My manager has had enough. My manager only works Monday through Friday, but over the weekend, he decides to make a surprise trip to work and confront the organizers.

Manager: “If you put our store’s name on your posters again, I am going to drive all over town and take them down. And if things get as bad as they did this time, I will also talk to our legal team about improper use of the company name and about billing [Nonprofit] for wasted employee time that we’ve spent answering the phone about an event we have no association with.”

I suggested that they put the address of the shopping center so at least all of the businesses could share the harassment.

Fingers crossed that the nonprofit doesn’t put our name on the posters next time and that my manager makes good on his threat.

Wait Until She Finds Out That “Jesus” Is Just A Transliteration Of “Joshua”

, , , , , , | Right | CREDIT: cwu007 | September 1, 2022

This happened about fifteen years ago. The name Jesus (pronounced “Hey Zeus”) is a fairly common name in the Spanish-speaking community. Yes, it is spelled like Jesus Christ, but it’s pronounced differently. This is also how Jesus is pronounced in Spanish.

I’m a shift supervisor for a retail drug store chain. At the store, we have an employee named Jesus. At the top of our receipts, there is a little phrase that says, “Hi, my name is [Employee’s Name]. Thank you for letting me serve you today.”

One day, a woman storms in after her purchase, yelling at us.

Customer: “How dare you insult our Lord and Savior?!”

First, we’re all a little puzzled, and then we realize Jesus is at the register.

Me: “Ma’am, Jesus is a very common name in the Spanish community. Although it’s spelled the same as Jesus Christ, it’s pronounced ‘Hey Zeus’.”

Customer: “I am a devout Christian. I will not take this insult.”

Me: “Ma’am, that is his name — the name he was given at birth. He can’t just change it.”

Customer: “Yes, you can, and you will. I will not take this insult to the man who died for our sins.”

Me: “Ma’am, his name is ‘Hey Zeus’, not ‘Gee Zus’, and this is a common name in the Spanish community.”

Customer: “I have never felt so insulted! I’m never shopping here again!”

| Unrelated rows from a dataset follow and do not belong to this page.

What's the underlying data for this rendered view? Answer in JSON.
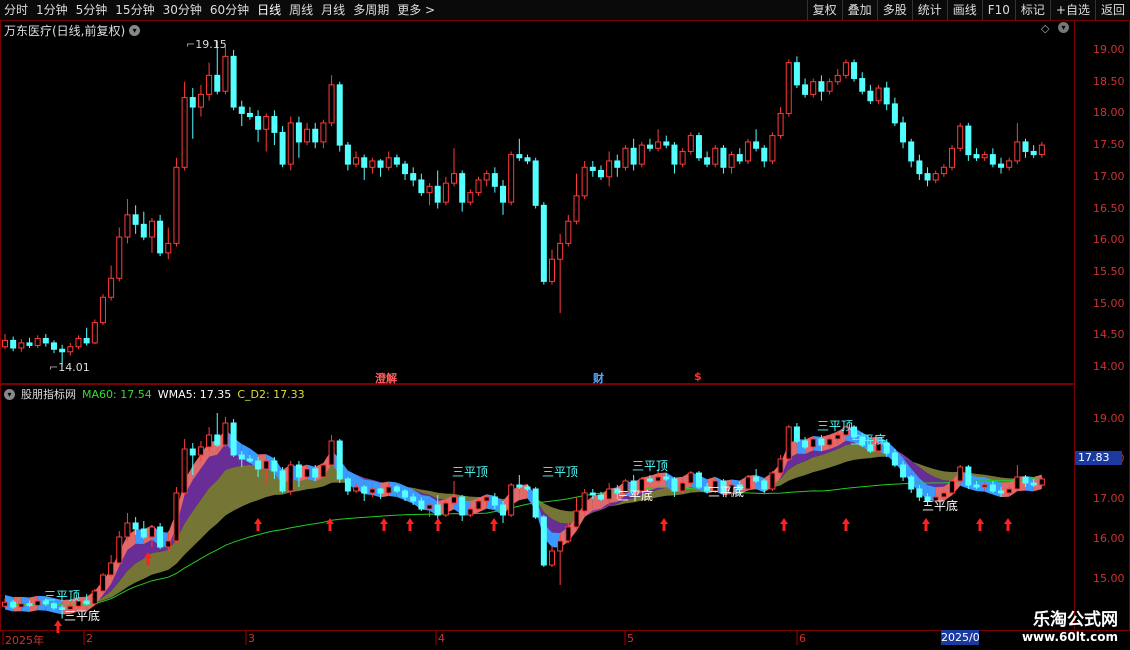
{
  "toolbar": {
    "periods": [
      "分时",
      "1分钟",
      "5分钟",
      "15分钟",
      "30分钟",
      "60分钟",
      "日线",
      "周线",
      "月线",
      "多周期",
      "更多 >"
    ],
    "active": "日线",
    "right_buttons": [
      "复权",
      "叠加",
      "多股",
      "统计",
      "画线",
      "F10",
      "标记",
      "+自选",
      "返回"
    ]
  },
  "stock": {
    "title": "万东医疗(日线,前复权)",
    "high_label": "19.15",
    "low_label": "14.01"
  },
  "main_axis": [
    "19.00",
    "18.50",
    "18.00",
    "17.50",
    "17.00",
    "16.50",
    "16.00",
    "15.50",
    "15.00",
    "14.50",
    "14.00"
  ],
  "events": [
    {
      "label": "澄解",
      "color": "#ff6060"
    },
    {
      "label": "财",
      "color": "#55aaff"
    },
    {
      "label": "$",
      "color": "#ff3030"
    }
  ],
  "indicator": {
    "name": "股朋指标网",
    "ma60_label": "MA60: 17.54",
    "wma5_label": "WMA5: 17.35",
    "cd2_label": "C_D2: 17.33",
    "current": "17.83",
    "axis": [
      "19.00",
      "18.00",
      "17.00",
      "16.00",
      "15.00"
    ],
    "signals": [
      "三平顶",
      "三平顶",
      "三平顶",
      "三平顶",
      "三平顶",
      "三平底",
      "三平底",
      "三平底",
      "三平底",
      "三平底"
    ]
  },
  "dates": [
    "2025年",
    "2",
    "3",
    "4",
    "5",
    "6",
    "2025/0"
  ],
  "watermark": {
    "line1": "乐淘公式网",
    "line2": "www.60lt.com"
  },
  "colors": {
    "up": "#ff3b3b",
    "down": "#54ffff",
    "ma60": "#22cc22",
    "purple": "#7a35b0",
    "olive": "#8a8a40",
    "pink": "#e06a6a",
    "blue": "#3a9aff"
  },
  "candles": [
    [
      14.32,
      14.42,
      14.52,
      14.28
    ],
    [
      14.42,
      14.3,
      14.48,
      14.25
    ],
    [
      14.3,
      14.38,
      14.44,
      14.24
    ],
    [
      14.38,
      14.34,
      14.46,
      14.3
    ],
    [
      14.34,
      14.45,
      14.5,
      14.3
    ],
    [
      14.45,
      14.38,
      14.52,
      14.32
    ],
    [
      14.38,
      14.28,
      14.42,
      14.22
    ],
    [
      14.28,
      14.24,
      14.35,
      14.01
    ],
    [
      14.24,
      14.32,
      14.38,
      14.18
    ],
    [
      14.32,
      14.45,
      14.5,
      14.28
    ],
    [
      14.45,
      14.38,
      14.62,
      14.34
    ],
    [
      14.38,
      14.7,
      14.75,
      14.36
    ],
    [
      14.7,
      15.1,
      15.15,
      14.66
    ],
    [
      15.1,
      15.4,
      15.6,
      15.05
    ],
    [
      15.4,
      16.05,
      16.2,
      15.35
    ],
    [
      16.05,
      16.4,
      16.65,
      15.95
    ],
    [
      16.4,
      16.25,
      16.55,
      16.1
    ],
    [
      16.25,
      16.05,
      16.45,
      16.0
    ],
    [
      16.05,
      16.3,
      16.35,
      15.8
    ],
    [
      16.3,
      15.8,
      16.4,
      15.75
    ],
    [
      15.8,
      15.95,
      16.2,
      15.7
    ],
    [
      15.95,
      17.15,
      17.3,
      15.9
    ],
    [
      17.15,
      18.25,
      18.5,
      17.1
    ],
    [
      18.25,
      18.1,
      18.4,
      17.6
    ],
    [
      18.1,
      18.3,
      18.45,
      17.95
    ],
    [
      18.3,
      18.6,
      18.8,
      18.2
    ],
    [
      18.6,
      18.35,
      19.15,
      18.3
    ],
    [
      18.35,
      18.9,
      19.05,
      18.3
    ],
    [
      18.9,
      18.1,
      19.0,
      18.05
    ],
    [
      18.1,
      18.0,
      18.2,
      17.8
    ],
    [
      18.0,
      17.95,
      18.1,
      17.9
    ],
    [
      17.95,
      17.75,
      18.05,
      17.55
    ],
    [
      17.75,
      17.95,
      18.0,
      17.4
    ],
    [
      17.95,
      17.7,
      18.05,
      17.5
    ],
    [
      17.7,
      17.2,
      17.8,
      17.15
    ],
    [
      17.2,
      17.85,
      17.95,
      17.1
    ],
    [
      17.85,
      17.55,
      17.95,
      17.3
    ],
    [
      17.55,
      17.75,
      17.85,
      17.5
    ],
    [
      17.75,
      17.55,
      17.85,
      17.45
    ],
    [
      17.55,
      17.85,
      17.9,
      17.45
    ],
    [
      17.85,
      18.45,
      18.6,
      17.8
    ],
    [
      18.45,
      17.5,
      18.5,
      17.4
    ],
    [
      17.5,
      17.2,
      17.55,
      17.1
    ],
    [
      17.2,
      17.3,
      17.4,
      17.15
    ],
    [
      17.3,
      17.15,
      17.35,
      16.95
    ],
    [
      17.15,
      17.25,
      17.3,
      17.05
    ],
    [
      17.25,
      17.15,
      17.28,
      17.0
    ],
    [
      17.15,
      17.3,
      17.4,
      17.1
    ],
    [
      17.3,
      17.2,
      17.35,
      17.15
    ],
    [
      17.2,
      17.05,
      17.25,
      16.95
    ],
    [
      17.05,
      16.95,
      17.15,
      16.85
    ],
    [
      16.95,
      16.75,
      17.05,
      16.7
    ],
    [
      16.75,
      16.85,
      16.9,
      16.55
    ],
    [
      16.85,
      16.6,
      17.1,
      16.5
    ],
    [
      16.6,
      16.9,
      17.0,
      16.55
    ],
    [
      16.9,
      17.05,
      17.45,
      16.85
    ],
    [
      17.05,
      16.6,
      17.1,
      16.45
    ],
    [
      16.6,
      16.75,
      16.8,
      16.55
    ],
    [
      16.75,
      16.95,
      17.0,
      16.7
    ],
    [
      16.95,
      17.05,
      17.1,
      16.85
    ],
    [
      17.05,
      16.85,
      17.15,
      16.75
    ],
    [
      16.85,
      16.6,
      16.95,
      16.4
    ],
    [
      16.6,
      17.35,
      17.4,
      16.55
    ],
    [
      17.35,
      17.3,
      17.6,
      17.25
    ],
    [
      17.3,
      17.25,
      17.35,
      17.2
    ],
    [
      17.25,
      16.55,
      17.3,
      16.5
    ],
    [
      16.55,
      15.35,
      16.6,
      15.3
    ],
    [
      15.35,
      15.7,
      15.85,
      15.3
    ],
    [
      15.7,
      15.95,
      16.1,
      14.85
    ],
    [
      15.95,
      16.3,
      16.4,
      15.9
    ],
    [
      16.3,
      16.7,
      17.05,
      16.25
    ],
    [
      16.7,
      17.15,
      17.25,
      16.65
    ],
    [
      17.15,
      17.1,
      17.25,
      17.0
    ],
    [
      17.1,
      17.0,
      17.18,
      16.95
    ],
    [
      17.0,
      17.25,
      17.4,
      16.85
    ],
    [
      17.25,
      17.15,
      17.35,
      17.0
    ],
    [
      17.15,
      17.45,
      17.5,
      17.1
    ],
    [
      17.45,
      17.2,
      17.6,
      17.1
    ],
    [
      17.2,
      17.5,
      17.55,
      17.15
    ],
    [
      17.5,
      17.45,
      17.6,
      17.4
    ],
    [
      17.45,
      17.55,
      17.75,
      17.4
    ],
    [
      17.55,
      17.5,
      17.65,
      17.45
    ],
    [
      17.5,
      17.2,
      17.55,
      17.05
    ],
    [
      17.2,
      17.4,
      17.45,
      17.15
    ],
    [
      17.4,
      17.65,
      17.7,
      17.35
    ],
    [
      17.65,
      17.3,
      17.7,
      17.25
    ],
    [
      17.3,
      17.2,
      17.4,
      17.15
    ],
    [
      17.2,
      17.45,
      17.5,
      17.15
    ],
    [
      17.45,
      17.15,
      17.5,
      17.05
    ],
    [
      17.15,
      17.35,
      17.4,
      17.05
    ],
    [
      17.35,
      17.25,
      17.45,
      17.2
    ],
    [
      17.25,
      17.55,
      17.6,
      17.2
    ],
    [
      17.55,
      17.45,
      17.75,
      17.4
    ],
    [
      17.45,
      17.25,
      17.5,
      17.15
    ],
    [
      17.25,
      17.65,
      17.7,
      17.2
    ],
    [
      17.65,
      18.0,
      18.1,
      17.6
    ],
    [
      18.0,
      18.8,
      18.85,
      17.95
    ],
    [
      18.8,
      18.45,
      18.9,
      18.4
    ],
    [
      18.45,
      18.3,
      18.55,
      18.25
    ],
    [
      18.3,
      18.5,
      18.55,
      18.25
    ],
    [
      18.5,
      18.35,
      18.6,
      18.2
    ],
    [
      18.35,
      18.5,
      18.55,
      18.3
    ],
    [
      18.5,
      18.6,
      18.7,
      18.45
    ],
    [
      18.6,
      18.8,
      18.85,
      18.55
    ],
    [
      18.8,
      18.55,
      18.85,
      18.5
    ],
    [
      18.55,
      18.35,
      18.65,
      18.3
    ],
    [
      18.35,
      18.2,
      18.45,
      18.15
    ],
    [
      18.2,
      18.4,
      18.45,
      18.15
    ],
    [
      18.4,
      18.15,
      18.5,
      18.05
    ],
    [
      18.15,
      17.85,
      18.25,
      17.8
    ],
    [
      17.85,
      17.55,
      17.95,
      17.45
    ],
    [
      17.55,
      17.25,
      17.6,
      17.15
    ],
    [
      17.25,
      17.05,
      17.35,
      16.95
    ],
    [
      17.05,
      16.95,
      17.15,
      16.85
    ],
    [
      16.95,
      17.05,
      17.1,
      16.9
    ],
    [
      17.05,
      17.15,
      17.2,
      17.0
    ],
    [
      17.15,
      17.45,
      17.5,
      17.1
    ],
    [
      17.45,
      17.8,
      17.85,
      17.4
    ],
    [
      17.8,
      17.35,
      17.85,
      17.25
    ],
    [
      17.35,
      17.3,
      17.45,
      17.25
    ],
    [
      17.3,
      17.35,
      17.4,
      17.25
    ],
    [
      17.35,
      17.2,
      17.45,
      17.15
    ],
    [
      17.2,
      17.15,
      17.3,
      17.05
    ],
    [
      17.15,
      17.25,
      17.3,
      17.1
    ],
    [
      17.25,
      17.55,
      17.85,
      17.2
    ],
    [
      17.55,
      17.4,
      17.6,
      17.3
    ],
    [
      17.4,
      17.35,
      17.5,
      17.3
    ],
    [
      17.35,
      17.5,
      17.55,
      17.3
    ]
  ]
}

She stormed out. The funny part is that there is a pretty high Mexican population in this area. I’m surprised this is the first Jesus she has come across.